Jack Molesworth, former football player, coach and a two-year boxer, likes to regard it as, yes, the official bell, a link to the dim past, that even the intensity of the flames couldn't melt. Molesworth produced a published history of boxing at the college, covering the years 1927-1951, but won't, in the interest of truth, admit to being any more than a vague facsimile of a fighter.
"I was a loser," he admits with a touch of self-deprecating humor. Again, he's being honest. "I fought in the Marines at company smokers and on the USS Card, an aircraft carrier, en route from Pearl Harbor to Guam in 1945. At Western Maryland, I got knocked out when we boxed at West Point by Bill Kellum, an end on the Army football team.
"When I saw him at weigh-in, I couldn't believe his size. Jim Boyer, our trainer, said, 'Don't worry, he has skinny legs.' But I knew he was going to hit me, not kick me. He took me out in a hurry. I later got knocked out twice by Chuck Wilson at Penn State -- once when he punched me and then when my head hit the floor.'
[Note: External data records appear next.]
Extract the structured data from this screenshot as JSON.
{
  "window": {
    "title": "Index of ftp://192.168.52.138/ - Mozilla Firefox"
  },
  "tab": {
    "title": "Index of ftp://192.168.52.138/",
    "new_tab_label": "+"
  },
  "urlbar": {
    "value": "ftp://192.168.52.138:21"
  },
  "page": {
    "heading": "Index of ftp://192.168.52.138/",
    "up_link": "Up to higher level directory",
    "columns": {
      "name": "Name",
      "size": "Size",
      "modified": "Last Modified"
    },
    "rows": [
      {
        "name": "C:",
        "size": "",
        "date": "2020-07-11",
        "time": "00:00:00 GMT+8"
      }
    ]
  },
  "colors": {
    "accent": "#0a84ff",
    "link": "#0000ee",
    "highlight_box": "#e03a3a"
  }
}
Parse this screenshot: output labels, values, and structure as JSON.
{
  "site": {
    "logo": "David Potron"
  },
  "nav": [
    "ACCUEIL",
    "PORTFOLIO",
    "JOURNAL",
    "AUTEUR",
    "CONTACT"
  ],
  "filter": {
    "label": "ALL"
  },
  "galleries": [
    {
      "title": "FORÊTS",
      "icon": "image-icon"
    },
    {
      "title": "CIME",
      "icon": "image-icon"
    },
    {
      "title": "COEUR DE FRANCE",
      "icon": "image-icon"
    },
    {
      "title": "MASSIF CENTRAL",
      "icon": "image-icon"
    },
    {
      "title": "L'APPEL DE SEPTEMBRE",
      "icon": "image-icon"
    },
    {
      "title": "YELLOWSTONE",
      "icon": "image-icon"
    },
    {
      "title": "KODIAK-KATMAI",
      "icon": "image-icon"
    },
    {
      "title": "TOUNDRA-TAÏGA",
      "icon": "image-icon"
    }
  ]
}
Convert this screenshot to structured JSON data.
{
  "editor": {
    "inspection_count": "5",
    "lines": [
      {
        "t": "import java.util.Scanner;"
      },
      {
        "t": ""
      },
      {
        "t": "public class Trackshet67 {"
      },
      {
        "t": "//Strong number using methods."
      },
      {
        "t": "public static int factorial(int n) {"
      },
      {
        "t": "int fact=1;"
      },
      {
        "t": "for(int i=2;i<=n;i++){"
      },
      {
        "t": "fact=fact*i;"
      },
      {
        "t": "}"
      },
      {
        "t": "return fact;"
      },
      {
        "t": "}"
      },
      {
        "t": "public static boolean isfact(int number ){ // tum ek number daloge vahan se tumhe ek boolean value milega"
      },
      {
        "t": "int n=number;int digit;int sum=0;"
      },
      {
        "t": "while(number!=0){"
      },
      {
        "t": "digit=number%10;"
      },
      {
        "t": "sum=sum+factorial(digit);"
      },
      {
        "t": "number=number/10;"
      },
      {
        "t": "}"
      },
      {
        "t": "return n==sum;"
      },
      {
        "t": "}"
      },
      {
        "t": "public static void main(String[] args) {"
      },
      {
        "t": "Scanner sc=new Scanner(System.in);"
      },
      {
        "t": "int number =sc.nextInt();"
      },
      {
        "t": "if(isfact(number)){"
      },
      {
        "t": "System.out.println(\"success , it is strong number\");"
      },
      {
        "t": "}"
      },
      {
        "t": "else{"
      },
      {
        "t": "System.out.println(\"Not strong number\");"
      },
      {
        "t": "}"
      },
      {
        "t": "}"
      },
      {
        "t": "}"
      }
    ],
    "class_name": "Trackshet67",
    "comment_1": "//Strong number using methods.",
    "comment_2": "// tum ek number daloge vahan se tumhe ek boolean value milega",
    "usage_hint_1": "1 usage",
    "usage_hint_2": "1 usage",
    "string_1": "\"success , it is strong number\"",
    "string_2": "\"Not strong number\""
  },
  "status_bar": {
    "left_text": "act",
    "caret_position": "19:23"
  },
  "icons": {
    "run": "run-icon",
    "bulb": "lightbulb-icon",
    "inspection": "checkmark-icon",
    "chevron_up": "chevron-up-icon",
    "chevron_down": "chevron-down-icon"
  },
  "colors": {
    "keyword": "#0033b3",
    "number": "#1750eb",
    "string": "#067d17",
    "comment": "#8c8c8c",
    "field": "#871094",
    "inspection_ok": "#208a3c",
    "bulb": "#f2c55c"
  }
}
There are few arguments advanced over the quality of boxing in the earlier years at Western Maryland. The two Ortenzi brothers, Anthony and Carlos, both from Baltimore's Southern High School, are put in a special category. Likewise Bernie Kapplan, who won at the Maccabi International Games as both a boxer and wrestler; Andy Gorski, Doug Crosby, Ted Klepac, Steese Brubaker, George Ekaitis and Tom Pontecorvo.
They all won Eastern intercollegiate titles but Pontecorvo, a heavyweight, was the only one to win an NCAA crown. That happened in 1936 and gave Western Maryland a rare distinction.
In 1960, the NCAA scratched boxing from its agenda of recognized sports but not before Wisconsin, Idaho State, San Jose State, Michigan State, Syracuse, Washington State, Idaho, Louisiana State, Virginia, Penn State and Maryland were established boxing powers.
Western Maryland never approached such national stature but the sport was popular for both combatants and spectators. Dick Harlow, the Hall of Fame football coach, introduced boxing at the school after doing the same at Penn State and Colgate. Western Maryland was a dominant football team under Harlow, one of the strongest in the East, and many of the players turned to boxing in the winter months.
Harlow coached boxing for nine years, or until he went to Harvard as football coach in 1936. The position was assumed later, as the years evolved, by Charlie Havens, Lt. Lawrence Reynolds, the Ortenzi brothers, Joe Corleto and Henry Carrado. During World War II, with coaches going off to battle, the school hired Harry Jeffra, who had been a world bantamweight and featherweight champion, to lead the team.
There were some extraordinary moments in the school's boxing history but nothing more bizarre than what happened in 1935 when Nick Campofreda, captain of the football team, was recruited for a bout against Navy's highly regarded heavyweight, Lou Tammy.
Lipsky remembers what happened next. "Campofreda was rushed in at the last minute and was facing the Navy champion. Nick took a wild swing and with that one punch connected and scored a sensational knockout." The time? All it took was 15 seconds. He never boxed again, retiring undefeated," but the match has become a storied part of Western Maryland boxing lore.
Gill Gymnasium, now only a shell, is being reconstructed after the fire. Don Schumaker, of the school's public relations office, and Scott Deitch, sports publicity director, are indebted to fire investigator Schwartz for "rescuing" the bell. Schwartz even provided an inscription, an epitaph of sorts, for the bell that reads: "The flames have tempered the metal. My skin is scarred and stained. But I served with pride and honor and I stand ready to serve again -- Gill Gymnasium, Dec. 31, 1996."
Oh, yes, the bell. Where is it now? It reposes in the office of the president, Dr. Robert Chambers, and he used it to signal the start of a faculty meeting a month ago. They didn't come out fighting.
Pub Date: 3/23/97